This odd looking thorn-like creature is a widefooted leafhopper (Campylenchia latipes). They have mastered the art of camouflage to perfection. When they sit quietly, unmoving, they are easily mistaken for the thorns they mimic. It isn't until they quickly move around the stalk of a plant that the ruse is discovered. According to bugguide.net this is the only treehopper with the forward facing "horn" on its head. They are brown in color with flanged or wide spread leaf-life front legs. They have large eyes for their overall size.
This species is often tended by ants (you can see the nearby ant in the first picture). The relationship to the ants seems necessary for their overall population growth. Individuals that are not tended by ants tend to be susceptible to parasites and fungal infections. The ants consume the "honeydew" that the treehoppers expel from their anus. This is an extremely sweet substance that ants cannot resist. Honeydew that is not eaten by ants can build up and create an environment for fungus. It is this fungus that can kill treehoppers.
Treehoppers are members of the order hemiptera, in the family Membracidae. They have sucking mouth parts and will feed on the juices of plants. This species tends to favor tickseed and asters.
Females lay their eggs at the base of plants. When the eggs hatch the nymphs feed and molt. With each molt they climb higher on the plant. The adults will be more often seen in the late summer or early fall.
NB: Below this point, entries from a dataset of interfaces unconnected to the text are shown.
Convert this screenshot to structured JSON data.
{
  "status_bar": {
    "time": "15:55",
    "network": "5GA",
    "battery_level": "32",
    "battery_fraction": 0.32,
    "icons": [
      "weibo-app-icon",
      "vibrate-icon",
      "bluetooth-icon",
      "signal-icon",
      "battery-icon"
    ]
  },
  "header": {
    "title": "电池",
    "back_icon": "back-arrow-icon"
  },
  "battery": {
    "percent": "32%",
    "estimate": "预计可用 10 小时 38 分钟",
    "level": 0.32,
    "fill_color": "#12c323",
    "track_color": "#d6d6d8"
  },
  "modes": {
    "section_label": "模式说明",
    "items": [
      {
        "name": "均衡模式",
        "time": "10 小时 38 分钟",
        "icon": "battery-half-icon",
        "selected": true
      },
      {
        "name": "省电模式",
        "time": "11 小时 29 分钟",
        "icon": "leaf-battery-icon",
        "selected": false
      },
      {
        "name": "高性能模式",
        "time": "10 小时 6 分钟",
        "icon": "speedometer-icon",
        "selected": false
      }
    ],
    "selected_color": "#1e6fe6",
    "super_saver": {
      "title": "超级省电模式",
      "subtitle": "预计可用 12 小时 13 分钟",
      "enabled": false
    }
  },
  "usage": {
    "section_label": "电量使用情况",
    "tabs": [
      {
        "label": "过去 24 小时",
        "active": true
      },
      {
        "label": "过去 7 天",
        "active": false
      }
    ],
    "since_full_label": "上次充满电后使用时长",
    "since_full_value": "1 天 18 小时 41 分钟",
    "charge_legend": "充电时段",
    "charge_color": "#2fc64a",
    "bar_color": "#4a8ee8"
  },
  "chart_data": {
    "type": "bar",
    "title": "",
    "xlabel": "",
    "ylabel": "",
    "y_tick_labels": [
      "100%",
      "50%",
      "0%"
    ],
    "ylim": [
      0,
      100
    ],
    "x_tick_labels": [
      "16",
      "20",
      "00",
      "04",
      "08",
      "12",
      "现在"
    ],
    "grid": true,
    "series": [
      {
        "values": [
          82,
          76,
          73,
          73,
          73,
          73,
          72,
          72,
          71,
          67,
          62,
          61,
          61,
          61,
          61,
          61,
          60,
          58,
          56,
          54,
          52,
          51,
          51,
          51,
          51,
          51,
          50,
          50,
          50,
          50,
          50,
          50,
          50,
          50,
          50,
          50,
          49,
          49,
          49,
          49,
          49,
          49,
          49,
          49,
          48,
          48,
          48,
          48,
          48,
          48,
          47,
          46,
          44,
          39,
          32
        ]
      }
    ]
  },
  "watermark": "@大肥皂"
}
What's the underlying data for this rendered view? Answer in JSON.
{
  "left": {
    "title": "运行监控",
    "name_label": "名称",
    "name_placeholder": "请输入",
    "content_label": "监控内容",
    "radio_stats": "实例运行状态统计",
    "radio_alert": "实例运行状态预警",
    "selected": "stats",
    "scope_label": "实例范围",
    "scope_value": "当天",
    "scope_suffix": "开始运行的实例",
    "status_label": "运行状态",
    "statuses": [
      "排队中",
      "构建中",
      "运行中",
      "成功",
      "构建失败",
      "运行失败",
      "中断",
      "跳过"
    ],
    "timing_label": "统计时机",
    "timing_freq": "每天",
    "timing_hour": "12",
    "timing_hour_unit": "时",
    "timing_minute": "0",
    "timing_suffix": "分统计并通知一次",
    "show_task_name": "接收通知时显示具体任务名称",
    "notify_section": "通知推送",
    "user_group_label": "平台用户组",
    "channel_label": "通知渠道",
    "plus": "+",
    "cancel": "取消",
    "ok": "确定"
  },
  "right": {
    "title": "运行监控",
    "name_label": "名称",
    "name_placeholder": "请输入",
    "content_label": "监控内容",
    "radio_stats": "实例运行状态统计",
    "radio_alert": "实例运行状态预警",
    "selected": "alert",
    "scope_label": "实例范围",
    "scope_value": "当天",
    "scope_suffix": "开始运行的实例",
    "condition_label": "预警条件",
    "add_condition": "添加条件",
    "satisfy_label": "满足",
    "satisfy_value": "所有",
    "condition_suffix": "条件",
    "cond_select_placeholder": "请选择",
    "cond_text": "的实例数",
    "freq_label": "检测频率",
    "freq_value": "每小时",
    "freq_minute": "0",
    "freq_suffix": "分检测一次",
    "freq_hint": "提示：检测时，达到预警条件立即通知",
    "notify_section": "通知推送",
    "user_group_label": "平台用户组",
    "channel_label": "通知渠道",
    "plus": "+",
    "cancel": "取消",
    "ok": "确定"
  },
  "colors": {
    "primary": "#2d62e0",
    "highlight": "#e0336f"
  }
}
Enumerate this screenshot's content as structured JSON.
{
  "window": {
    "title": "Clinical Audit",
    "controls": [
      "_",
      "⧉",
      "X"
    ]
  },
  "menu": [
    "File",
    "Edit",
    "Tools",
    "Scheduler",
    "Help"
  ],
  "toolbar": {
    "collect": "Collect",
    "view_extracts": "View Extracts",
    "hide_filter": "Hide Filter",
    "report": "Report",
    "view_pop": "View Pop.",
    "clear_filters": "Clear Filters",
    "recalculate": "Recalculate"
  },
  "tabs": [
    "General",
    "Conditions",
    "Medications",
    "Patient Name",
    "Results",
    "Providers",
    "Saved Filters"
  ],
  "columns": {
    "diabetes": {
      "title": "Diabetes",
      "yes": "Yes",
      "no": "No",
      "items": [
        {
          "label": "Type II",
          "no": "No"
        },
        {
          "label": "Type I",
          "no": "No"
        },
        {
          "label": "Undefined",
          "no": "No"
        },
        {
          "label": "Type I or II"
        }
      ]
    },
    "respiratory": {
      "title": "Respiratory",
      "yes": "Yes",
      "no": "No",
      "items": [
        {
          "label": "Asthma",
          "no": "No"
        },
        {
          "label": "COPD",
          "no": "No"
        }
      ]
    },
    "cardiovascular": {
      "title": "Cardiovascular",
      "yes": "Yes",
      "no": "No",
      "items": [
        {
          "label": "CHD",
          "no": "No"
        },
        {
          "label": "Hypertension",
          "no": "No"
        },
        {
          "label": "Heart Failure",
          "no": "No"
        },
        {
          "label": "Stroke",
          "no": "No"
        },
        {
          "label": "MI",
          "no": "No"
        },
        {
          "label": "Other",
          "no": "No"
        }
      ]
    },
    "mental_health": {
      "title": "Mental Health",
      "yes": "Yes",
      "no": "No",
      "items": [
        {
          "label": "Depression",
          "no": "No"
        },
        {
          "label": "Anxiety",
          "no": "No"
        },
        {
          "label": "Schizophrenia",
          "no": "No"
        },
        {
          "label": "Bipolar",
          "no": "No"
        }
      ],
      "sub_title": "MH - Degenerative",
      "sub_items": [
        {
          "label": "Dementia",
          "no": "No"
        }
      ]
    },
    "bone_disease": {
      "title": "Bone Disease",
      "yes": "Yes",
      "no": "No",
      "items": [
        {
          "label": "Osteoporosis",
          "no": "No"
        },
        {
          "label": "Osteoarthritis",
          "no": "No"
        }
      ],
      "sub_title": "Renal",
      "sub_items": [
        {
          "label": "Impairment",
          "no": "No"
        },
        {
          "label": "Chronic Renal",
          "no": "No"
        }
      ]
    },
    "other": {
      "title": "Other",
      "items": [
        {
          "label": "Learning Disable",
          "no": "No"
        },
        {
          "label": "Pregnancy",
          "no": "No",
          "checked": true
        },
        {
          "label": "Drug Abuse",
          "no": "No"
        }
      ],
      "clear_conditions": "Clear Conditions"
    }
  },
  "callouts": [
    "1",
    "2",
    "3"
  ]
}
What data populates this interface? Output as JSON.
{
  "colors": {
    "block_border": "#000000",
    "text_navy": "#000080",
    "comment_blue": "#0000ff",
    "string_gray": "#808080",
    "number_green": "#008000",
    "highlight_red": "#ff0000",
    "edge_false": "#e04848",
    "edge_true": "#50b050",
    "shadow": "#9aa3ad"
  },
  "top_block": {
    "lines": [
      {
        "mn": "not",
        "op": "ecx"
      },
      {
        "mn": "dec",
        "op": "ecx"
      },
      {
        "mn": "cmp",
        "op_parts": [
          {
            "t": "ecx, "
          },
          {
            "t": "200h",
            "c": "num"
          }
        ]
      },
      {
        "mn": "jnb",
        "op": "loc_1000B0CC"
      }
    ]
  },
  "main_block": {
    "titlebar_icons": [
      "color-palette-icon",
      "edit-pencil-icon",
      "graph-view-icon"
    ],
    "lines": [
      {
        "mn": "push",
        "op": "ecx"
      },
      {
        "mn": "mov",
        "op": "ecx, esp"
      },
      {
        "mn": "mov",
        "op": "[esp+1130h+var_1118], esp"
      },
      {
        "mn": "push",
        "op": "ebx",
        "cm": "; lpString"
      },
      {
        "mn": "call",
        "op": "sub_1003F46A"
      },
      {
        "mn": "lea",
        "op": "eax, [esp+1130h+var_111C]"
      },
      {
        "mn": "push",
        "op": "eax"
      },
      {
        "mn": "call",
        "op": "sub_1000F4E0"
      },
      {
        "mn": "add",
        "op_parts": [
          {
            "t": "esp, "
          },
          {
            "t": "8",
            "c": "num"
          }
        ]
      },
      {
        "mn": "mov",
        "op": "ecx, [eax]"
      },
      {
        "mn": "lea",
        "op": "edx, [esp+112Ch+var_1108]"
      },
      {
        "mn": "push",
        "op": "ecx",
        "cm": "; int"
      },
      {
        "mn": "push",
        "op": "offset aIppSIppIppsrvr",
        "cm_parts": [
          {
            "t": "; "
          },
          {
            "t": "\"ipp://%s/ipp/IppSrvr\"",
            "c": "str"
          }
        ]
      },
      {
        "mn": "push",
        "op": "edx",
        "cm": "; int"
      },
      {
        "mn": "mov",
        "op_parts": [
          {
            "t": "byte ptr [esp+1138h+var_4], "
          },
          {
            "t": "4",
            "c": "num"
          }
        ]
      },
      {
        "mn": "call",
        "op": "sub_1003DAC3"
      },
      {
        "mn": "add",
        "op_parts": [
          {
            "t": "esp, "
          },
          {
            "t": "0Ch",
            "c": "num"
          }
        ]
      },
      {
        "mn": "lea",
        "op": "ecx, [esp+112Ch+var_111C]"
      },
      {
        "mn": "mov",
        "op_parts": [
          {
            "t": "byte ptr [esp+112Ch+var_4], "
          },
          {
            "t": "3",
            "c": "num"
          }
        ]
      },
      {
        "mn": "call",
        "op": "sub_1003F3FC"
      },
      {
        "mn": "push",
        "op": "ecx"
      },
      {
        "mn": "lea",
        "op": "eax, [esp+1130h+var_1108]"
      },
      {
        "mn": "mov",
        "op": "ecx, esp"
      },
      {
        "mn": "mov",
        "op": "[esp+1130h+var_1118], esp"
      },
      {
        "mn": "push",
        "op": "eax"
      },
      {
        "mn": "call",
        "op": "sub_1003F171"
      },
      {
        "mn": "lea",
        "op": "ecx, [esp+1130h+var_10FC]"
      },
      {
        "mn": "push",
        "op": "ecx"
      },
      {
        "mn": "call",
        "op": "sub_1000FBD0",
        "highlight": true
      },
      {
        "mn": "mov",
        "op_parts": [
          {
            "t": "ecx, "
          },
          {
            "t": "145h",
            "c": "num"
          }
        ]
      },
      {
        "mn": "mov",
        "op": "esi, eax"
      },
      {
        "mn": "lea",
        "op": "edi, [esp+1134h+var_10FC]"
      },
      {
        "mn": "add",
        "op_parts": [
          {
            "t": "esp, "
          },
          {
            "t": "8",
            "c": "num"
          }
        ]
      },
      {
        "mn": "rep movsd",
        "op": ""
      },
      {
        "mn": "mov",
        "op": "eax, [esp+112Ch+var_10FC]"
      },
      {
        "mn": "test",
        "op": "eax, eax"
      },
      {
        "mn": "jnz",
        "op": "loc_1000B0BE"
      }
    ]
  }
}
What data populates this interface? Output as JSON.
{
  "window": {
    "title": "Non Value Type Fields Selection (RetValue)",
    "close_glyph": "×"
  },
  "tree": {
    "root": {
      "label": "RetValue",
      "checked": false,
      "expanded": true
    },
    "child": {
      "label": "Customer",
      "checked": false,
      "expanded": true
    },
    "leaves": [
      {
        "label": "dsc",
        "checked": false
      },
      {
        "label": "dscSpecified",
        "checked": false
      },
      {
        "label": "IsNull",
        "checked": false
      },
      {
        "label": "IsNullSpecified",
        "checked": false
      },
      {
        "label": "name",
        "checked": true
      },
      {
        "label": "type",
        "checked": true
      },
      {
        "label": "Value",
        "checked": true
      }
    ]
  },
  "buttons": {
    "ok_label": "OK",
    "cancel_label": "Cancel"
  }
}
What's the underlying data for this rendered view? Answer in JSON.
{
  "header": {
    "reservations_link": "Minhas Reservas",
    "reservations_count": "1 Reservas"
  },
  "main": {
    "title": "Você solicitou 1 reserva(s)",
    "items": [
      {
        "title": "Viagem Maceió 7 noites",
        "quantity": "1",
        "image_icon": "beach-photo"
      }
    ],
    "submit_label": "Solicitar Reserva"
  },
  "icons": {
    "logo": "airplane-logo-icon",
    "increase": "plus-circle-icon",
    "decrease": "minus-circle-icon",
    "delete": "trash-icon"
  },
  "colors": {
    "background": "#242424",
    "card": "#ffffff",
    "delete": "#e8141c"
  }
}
There will be several generations per year in NW Missouri. The last generation will most likely overwinter in the egg stage.